WASHINGTON (Sputnik) — A 2014 US-backed coup in Ukraine followed by a referendum, in which Crimea voted overwhelmingly to rejoin Russia, sent Washington-Moscow ties on a downward spiral that continues to feed distrust between the two global powers.
"If Clinton is elected, there’s going to be some level of continuity with [US President Barack] Obama because they share the same type of worldview and to some degree a similar foreign policy," University of Dayton Political Science Professor Daniel Birdsong told Sputnik.
Birdsong explained the mindset as one in which engagement is primarily diplomatic, and if military intervention is involved, a reluctance to deploy US "boots on the ground," a reliance on airpower and the use of local proxies in combat zones.

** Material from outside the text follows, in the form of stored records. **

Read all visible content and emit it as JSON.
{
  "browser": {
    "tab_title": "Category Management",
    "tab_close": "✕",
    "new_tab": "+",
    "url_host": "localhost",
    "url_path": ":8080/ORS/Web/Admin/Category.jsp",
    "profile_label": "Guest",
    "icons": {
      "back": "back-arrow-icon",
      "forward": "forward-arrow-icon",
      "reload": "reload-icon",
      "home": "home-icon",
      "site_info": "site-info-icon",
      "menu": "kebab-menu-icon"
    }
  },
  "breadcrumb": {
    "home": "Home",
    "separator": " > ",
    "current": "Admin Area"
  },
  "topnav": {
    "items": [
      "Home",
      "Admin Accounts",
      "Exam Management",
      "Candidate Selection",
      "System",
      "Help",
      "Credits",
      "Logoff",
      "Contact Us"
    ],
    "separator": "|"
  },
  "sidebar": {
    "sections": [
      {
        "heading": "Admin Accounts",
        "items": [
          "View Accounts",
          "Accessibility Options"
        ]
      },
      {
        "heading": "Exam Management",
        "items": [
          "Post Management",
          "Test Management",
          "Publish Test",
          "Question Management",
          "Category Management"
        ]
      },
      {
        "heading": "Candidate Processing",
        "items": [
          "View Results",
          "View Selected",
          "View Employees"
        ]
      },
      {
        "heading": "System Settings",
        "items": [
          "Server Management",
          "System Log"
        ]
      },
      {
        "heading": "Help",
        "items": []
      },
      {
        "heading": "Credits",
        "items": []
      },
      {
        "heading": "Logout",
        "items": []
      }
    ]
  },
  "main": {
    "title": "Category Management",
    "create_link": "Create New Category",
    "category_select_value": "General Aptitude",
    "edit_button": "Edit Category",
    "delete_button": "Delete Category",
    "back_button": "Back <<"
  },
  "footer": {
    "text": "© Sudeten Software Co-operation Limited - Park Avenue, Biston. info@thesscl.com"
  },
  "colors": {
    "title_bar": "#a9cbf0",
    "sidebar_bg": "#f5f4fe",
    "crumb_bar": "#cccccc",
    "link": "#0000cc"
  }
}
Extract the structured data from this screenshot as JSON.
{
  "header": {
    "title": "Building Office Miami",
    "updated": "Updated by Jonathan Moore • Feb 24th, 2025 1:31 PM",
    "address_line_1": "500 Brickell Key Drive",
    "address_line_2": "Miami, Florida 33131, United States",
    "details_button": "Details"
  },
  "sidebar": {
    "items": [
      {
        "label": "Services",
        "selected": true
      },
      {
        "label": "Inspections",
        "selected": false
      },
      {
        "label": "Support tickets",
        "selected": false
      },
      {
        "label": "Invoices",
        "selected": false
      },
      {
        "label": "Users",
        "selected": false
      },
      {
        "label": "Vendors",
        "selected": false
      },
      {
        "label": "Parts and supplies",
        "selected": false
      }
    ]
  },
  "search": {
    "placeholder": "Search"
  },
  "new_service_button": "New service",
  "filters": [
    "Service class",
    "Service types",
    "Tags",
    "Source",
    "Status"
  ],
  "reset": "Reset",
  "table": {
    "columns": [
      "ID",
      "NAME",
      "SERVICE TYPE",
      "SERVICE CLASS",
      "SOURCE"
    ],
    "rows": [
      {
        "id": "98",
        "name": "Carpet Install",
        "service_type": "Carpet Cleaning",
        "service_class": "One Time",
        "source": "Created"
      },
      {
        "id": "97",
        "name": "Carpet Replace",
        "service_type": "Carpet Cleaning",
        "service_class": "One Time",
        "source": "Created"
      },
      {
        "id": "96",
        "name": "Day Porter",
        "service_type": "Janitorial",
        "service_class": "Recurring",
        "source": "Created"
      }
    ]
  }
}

The approach, he said, is reminiscent of President Bill Clinton’s interventions in the Balkans in the 1990s.
The hawkish image projected by Clinton could be rooted in her being the first female presidential candidate from a major political party, Birdsong explained.
"She has to contend with a stereotype of women being weaker on national defense, on military engagement," Birdsong said. "Her taking a muscular stance on foreign policy, or with Russia more specifically, has to do with that."
The reason, he explained, is that Clinton’s background and her foreign policy advisors are products of the 20th century standoff between the United States and former Soviet Union.
"Hillary’s statements during her speech and the parade of persons whom she brought, like [former Secretary of State Madeleine] Albright and a number of others, made it look like she comes not from the 21st century but from the Cold War," Korobkov said.
Korobkov was referring to Clinton’s guests at the Democratic National Convention and her acceptance speech, which contained a single reference to Russia.
"I'm proud to stand by our allies in NATO against any threat they face, including from Russia," Clinton said in accepting the Democratic Party’s presidential nomination.
Korobkov said he fears that Clinton will push the United States back into a second Cold War.
"She probably lives mentally in a world that simply doesn’t exist, because there is no ideological divide between the Russia and the US, or in general, deep ideological divides in the current political system,” Korobkov explained.
In contrast, Trump has much more moderate positions on a wide spectrum of issues including NATO, relations with Russia, policies in Syria and the Middle East in general, Korobkov added.